■ ASSIGNED TASK:
Find every line in the records that holds the string "Mercator". Copy each one.

[Records from a data collection]
___

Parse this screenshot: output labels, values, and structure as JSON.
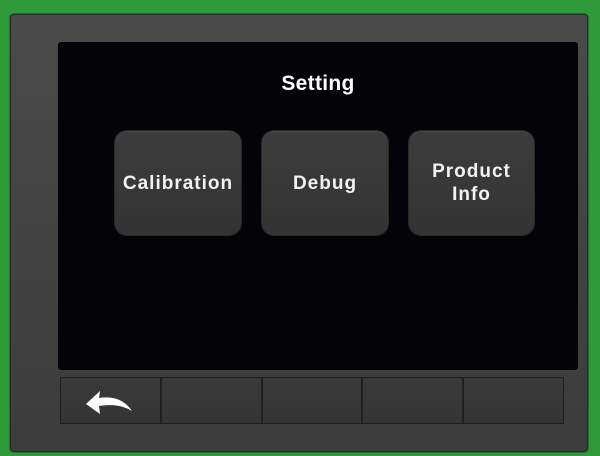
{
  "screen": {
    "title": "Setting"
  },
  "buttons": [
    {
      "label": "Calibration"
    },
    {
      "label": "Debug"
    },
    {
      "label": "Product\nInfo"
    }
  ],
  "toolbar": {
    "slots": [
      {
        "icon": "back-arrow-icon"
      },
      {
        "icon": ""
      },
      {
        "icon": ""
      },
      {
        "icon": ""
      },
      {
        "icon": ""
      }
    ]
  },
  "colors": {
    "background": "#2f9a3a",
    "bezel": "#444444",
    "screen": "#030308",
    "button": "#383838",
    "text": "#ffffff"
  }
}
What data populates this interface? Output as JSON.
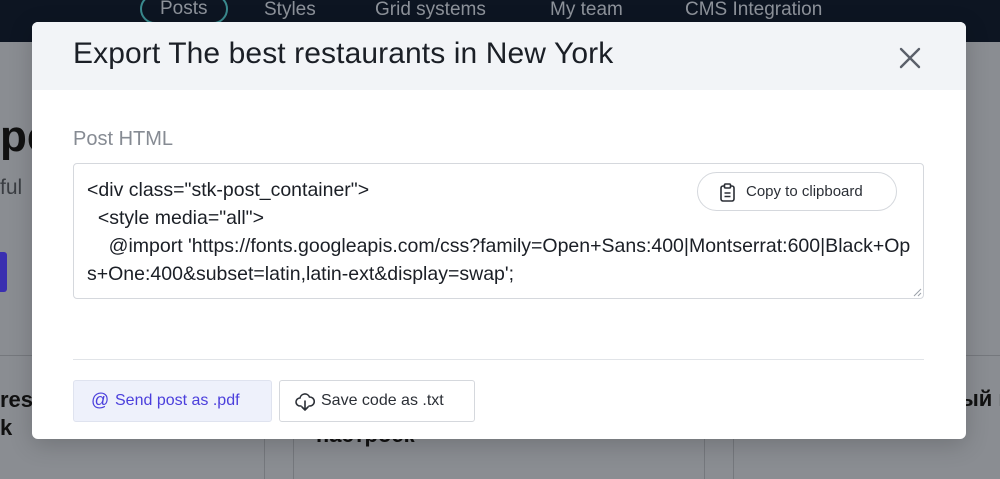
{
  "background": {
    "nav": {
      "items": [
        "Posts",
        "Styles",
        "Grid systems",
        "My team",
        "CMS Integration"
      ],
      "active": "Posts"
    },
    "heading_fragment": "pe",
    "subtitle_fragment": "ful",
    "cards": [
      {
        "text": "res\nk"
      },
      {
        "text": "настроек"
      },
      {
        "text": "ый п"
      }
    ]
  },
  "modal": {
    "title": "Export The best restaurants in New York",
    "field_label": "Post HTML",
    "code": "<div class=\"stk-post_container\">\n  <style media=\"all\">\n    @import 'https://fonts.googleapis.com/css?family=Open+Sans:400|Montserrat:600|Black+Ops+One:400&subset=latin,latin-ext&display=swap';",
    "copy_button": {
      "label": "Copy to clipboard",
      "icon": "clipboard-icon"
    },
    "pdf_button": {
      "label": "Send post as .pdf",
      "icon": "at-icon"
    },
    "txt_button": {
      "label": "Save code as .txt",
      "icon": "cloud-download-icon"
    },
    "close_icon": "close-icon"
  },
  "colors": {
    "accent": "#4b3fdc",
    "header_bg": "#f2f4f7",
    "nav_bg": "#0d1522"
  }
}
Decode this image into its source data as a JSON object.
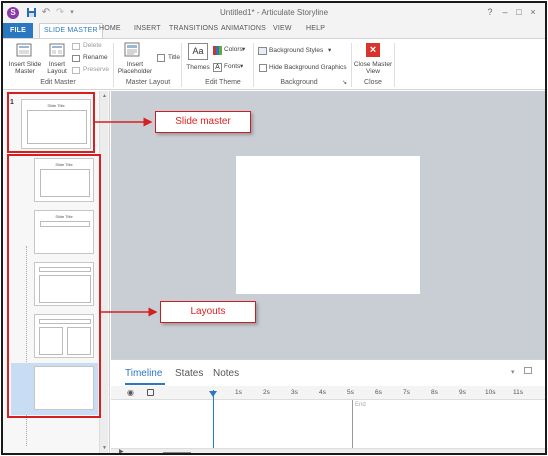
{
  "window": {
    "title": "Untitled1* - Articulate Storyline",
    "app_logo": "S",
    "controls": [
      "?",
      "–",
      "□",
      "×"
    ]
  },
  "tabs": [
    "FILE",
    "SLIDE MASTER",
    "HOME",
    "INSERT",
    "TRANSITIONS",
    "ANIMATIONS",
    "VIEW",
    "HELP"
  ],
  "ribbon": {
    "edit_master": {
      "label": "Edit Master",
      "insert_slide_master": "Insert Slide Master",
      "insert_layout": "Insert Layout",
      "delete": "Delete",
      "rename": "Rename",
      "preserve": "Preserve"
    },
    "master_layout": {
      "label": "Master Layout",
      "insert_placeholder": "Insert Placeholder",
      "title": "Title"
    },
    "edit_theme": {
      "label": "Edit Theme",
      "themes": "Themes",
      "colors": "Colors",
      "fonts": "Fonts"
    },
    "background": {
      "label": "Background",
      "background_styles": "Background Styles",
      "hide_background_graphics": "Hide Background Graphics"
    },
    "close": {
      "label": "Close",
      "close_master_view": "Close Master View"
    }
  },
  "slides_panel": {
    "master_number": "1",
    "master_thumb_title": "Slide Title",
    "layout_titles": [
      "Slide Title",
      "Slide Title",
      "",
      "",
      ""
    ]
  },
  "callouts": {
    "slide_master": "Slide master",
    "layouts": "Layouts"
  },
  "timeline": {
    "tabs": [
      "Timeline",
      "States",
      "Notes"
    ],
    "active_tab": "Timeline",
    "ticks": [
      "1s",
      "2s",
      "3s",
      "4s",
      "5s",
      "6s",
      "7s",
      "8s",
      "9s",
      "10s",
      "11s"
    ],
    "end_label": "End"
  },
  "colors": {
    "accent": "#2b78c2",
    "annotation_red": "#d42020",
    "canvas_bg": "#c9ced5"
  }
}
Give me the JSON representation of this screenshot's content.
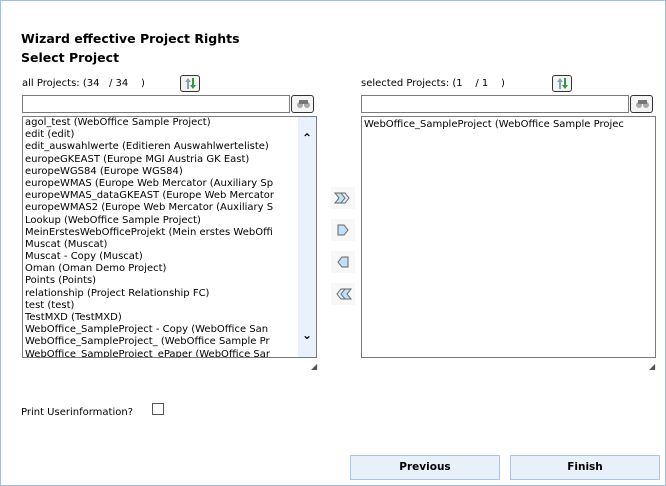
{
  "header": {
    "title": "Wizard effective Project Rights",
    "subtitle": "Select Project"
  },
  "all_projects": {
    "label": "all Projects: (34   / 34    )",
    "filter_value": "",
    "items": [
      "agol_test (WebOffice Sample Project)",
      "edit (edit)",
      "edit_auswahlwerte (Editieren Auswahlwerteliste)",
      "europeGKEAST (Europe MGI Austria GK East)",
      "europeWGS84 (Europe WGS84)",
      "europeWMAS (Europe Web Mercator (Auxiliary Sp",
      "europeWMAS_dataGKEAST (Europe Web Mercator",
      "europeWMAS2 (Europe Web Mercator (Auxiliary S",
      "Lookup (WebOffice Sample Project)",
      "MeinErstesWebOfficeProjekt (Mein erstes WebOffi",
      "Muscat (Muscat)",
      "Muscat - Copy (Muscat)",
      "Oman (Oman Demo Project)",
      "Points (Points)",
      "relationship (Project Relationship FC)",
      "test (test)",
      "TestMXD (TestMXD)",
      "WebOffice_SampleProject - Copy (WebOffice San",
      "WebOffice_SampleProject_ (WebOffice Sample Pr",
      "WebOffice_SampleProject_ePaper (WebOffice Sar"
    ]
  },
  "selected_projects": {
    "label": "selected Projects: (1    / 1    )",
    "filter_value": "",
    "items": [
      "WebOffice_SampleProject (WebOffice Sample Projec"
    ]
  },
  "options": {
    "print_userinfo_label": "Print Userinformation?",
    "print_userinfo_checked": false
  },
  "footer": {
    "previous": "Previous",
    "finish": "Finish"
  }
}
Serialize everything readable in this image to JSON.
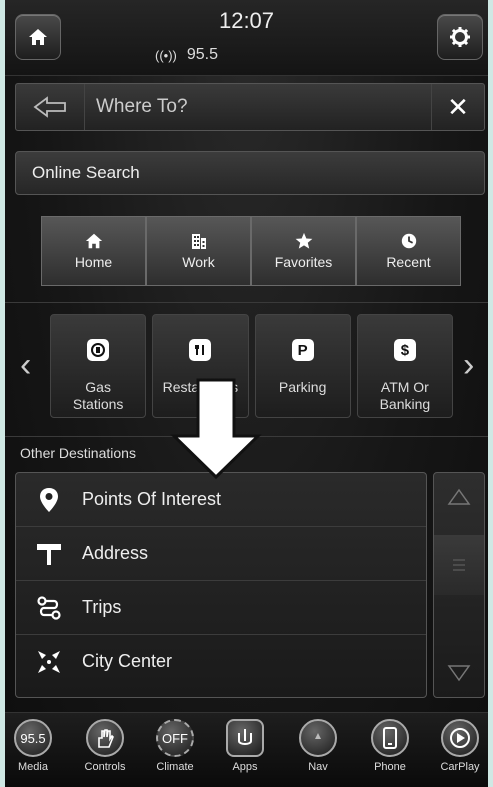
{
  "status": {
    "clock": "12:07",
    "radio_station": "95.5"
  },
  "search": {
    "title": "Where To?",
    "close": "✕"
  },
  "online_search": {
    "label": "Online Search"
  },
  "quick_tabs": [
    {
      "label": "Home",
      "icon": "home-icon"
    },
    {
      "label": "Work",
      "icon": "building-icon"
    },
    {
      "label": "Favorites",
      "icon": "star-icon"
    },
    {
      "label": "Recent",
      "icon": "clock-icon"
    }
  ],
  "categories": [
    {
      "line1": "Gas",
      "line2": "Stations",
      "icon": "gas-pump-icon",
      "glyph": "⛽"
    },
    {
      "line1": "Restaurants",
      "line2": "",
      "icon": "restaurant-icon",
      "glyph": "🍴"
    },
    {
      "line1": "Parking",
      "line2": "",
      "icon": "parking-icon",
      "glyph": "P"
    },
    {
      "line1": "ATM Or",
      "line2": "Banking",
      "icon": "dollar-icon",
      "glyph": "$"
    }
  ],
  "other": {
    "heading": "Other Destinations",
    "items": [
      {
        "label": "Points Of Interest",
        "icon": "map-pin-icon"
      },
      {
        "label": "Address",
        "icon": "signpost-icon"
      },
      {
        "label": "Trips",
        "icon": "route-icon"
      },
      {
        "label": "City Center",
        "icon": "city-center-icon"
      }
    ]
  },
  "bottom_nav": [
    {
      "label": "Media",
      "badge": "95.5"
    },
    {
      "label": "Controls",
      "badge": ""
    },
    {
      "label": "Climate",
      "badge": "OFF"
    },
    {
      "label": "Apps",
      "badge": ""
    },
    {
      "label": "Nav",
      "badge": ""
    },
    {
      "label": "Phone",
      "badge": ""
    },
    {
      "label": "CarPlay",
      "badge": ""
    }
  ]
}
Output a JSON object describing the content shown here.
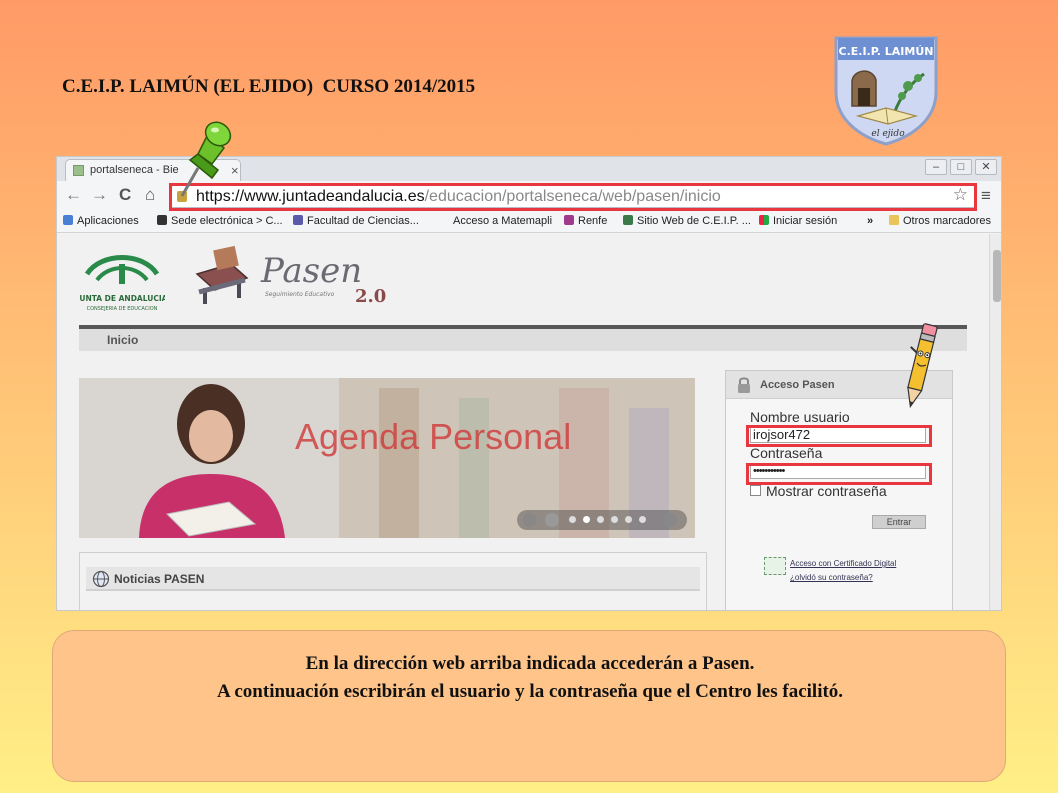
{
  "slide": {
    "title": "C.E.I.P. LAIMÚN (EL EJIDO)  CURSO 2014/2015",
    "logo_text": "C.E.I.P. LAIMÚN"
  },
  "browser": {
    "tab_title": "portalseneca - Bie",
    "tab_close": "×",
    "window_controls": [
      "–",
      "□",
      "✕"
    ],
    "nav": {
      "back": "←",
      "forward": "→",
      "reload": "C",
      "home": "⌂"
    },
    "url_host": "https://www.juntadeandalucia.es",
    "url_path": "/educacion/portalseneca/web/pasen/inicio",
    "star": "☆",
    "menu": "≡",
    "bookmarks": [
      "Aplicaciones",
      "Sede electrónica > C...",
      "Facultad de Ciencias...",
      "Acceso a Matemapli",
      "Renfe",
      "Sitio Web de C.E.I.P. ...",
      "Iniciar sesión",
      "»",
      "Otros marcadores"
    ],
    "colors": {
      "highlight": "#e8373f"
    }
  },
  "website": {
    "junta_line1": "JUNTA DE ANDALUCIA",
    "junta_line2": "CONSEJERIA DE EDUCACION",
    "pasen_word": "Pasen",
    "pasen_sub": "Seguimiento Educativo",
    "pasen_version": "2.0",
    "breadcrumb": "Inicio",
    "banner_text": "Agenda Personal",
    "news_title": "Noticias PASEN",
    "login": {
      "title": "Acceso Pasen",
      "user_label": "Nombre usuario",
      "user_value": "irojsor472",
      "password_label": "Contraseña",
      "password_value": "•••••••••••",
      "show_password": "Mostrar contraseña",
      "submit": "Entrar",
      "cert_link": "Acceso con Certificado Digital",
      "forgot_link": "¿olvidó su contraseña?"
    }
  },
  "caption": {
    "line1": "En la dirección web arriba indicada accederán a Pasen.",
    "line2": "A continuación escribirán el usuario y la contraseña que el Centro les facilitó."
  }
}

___

■ ANSWER BOX:
      "europeWMAS (Europe Web Mercator (Auxiliary Sp",
      "europeWMAS_dataGKEAST (Europe Web Mercator",
      "europeWMAS2 (Europe Web Mercator (Auxiliary S",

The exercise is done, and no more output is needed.